¶ The folks who do big things are not in bondage to their bodies
¶ Every duty well done makes the next duty easier to do.
¶ If you don't know what to do, suppose you don't ›☛☛
THINK I know what life is for, although I'm not quite
sure. I think love is given us so we can see a soul. And this soul we see is the highest conception of excellence and truth we can bring forth. This soul is our reflected self. And from seeing what one soul is, we imagine what all souls may be and thus we reach God, who is the Universal Soul.
¶ Falling in love is the beginning of all wisdom, all sympathy, all compassion, all art, all religion; and in its larger sense is the one thing in life worth doing.
¶Thought of getting safely out of the world has no part in the life of the Enlightened Man-to live fully while he is here is his problem-one world at a time is enough for him.
¶ If college education were made compulsory by the State, and one-half of the curriculum consisted of actual, useful, manual labor, most of our social ills would be solved and we would be well on the highway toward the Ideal City.
¶ We can do without being loved, but we can not afford. to live without love.
¶ A man's theories are apt to smile sadly at his practice, over the gaping gulf that separates the ideal from the real.

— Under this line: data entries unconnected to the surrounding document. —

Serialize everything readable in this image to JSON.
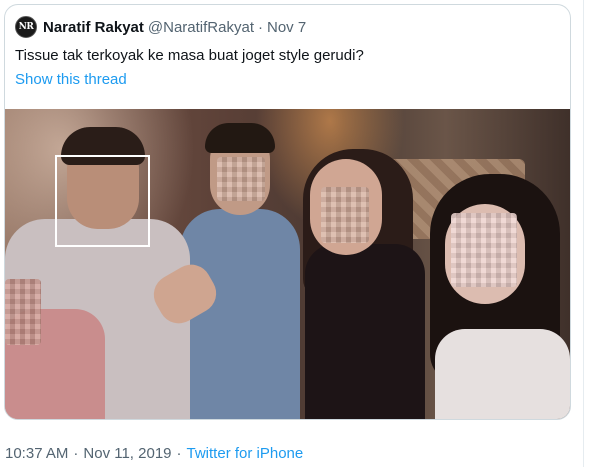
{
  "quoted_tweet": {
    "avatar_text": "NR",
    "display_name": "Naratif Rakyat",
    "handle": "@NaratifRakyat",
    "separator": "·",
    "date": "Nov 7",
    "text": "Tissue tak terkoyak ke masa buat joget style gerudi?",
    "show_thread_label": "Show this thread"
  },
  "footer": {
    "time": "10:37 AM",
    "separator": "·",
    "date": "Nov 11, 2019",
    "source": "Twitter for iPhone"
  },
  "colors": {
    "link": "#1d9bf0",
    "secondary_text": "#536471",
    "border": "#cfd9de"
  }
}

A seer is the scout of civilization.
Recipe for success: Subdue yourself-devote yourself.
[OST of the work of doctors in the past has been to prescribe for symptoms, the difference between actual disease and a symptom being something that the average man does not yet even know.
¶ And the curious point is that on these points all physicians, among themselves, are fully agreed, what I say here being merely truism, triteness and commonplace. ¶ Last week, in talking with an eminent surgeon, he said: "I have performed over a thousand operations of laparotomy, and my records show that in every instance, except the cases of habit, the individual was given to what you call the 'Beecham habit'."

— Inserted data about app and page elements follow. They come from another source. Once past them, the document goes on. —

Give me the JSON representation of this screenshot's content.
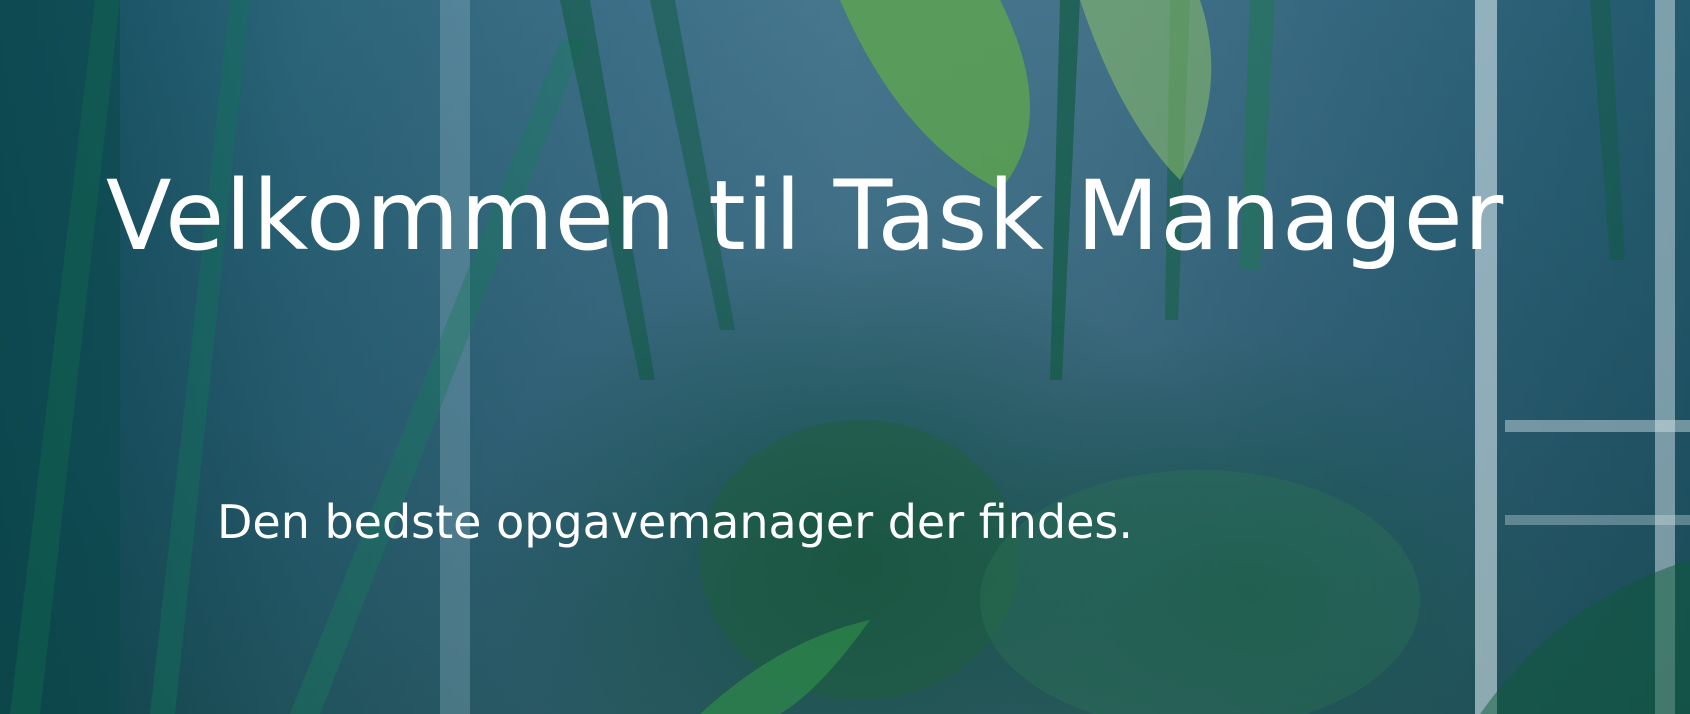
{
  "hero": {
    "title": "Velkommen til Task Manager",
    "subtitle": "Den bedste opgavemanager der findes.",
    "background_image": "plants-photo",
    "text_color": "#ffffff",
    "overlay_color": "#14465f"
  }
}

The people you see waiting in the lobbies of doctors' offices are, in a vast majority of cases, suffering through poisoning caused by an excess of food. Coupled with this goes the bad results of imperfect breathing, irregular sleep, lack of exercise and improper use of stimulants, or the thought of fear, jealousy and hate.
¶ All these things, or any one of them, will, in very many persons, cause fever, chills, cold feet, congestion and faulty elimination IO
¶To administer drugs to a man suffering from malnutrition caused by a desire to "get even," and a lack of fresh air, is simply to compound his troubles, shuffle his maladies and get him ripe for the ether cone and the scalpel s
¶ Nature is forever trying to keep people well, and most so called "disease" (which word means merely lack of ease) is self-limiting, and tends to cure itself.
If you have appetite, do not eat too much. ¶ If you have no appetite, do not eat at all.
¶ Be moderate in the use of all things, save fresh air and sunshine
¶ The one theme of Ecclesiastes is moderation.
¶ Buddha wrote it down that the greatest word in any language is "equanimity."
¶ William Morris said the the finest blessing of life was systematic, useful work.
Saint Paul declared that the greatest thing in life was love
¶ Moderation, equanimity, work and love—you need no other physician.
¶ In so stating I lay down a proposition agreed to by all physicians; which was expressed by Hippocrates, the father of all medicine, and then repeated in better phrase by Epictetus, the slave, to his pupil, the great Roman Emperor, Marcus Aurelius, and which has been known to every thinking man and woman since: Moderation, Equanimity, Work and Love!
¶ A thought is mental dynamite.
¶ To benefit others you must be reasonably happy: there must be animation through useful activity, good cheer, kindness and health-health of mind and health of body.
¶ To succeed you must get out of your groove and change safety for experience. And anyway, does n't stability lie in motion?
¶ To eliminate the needless and keep the good is the problem of progress.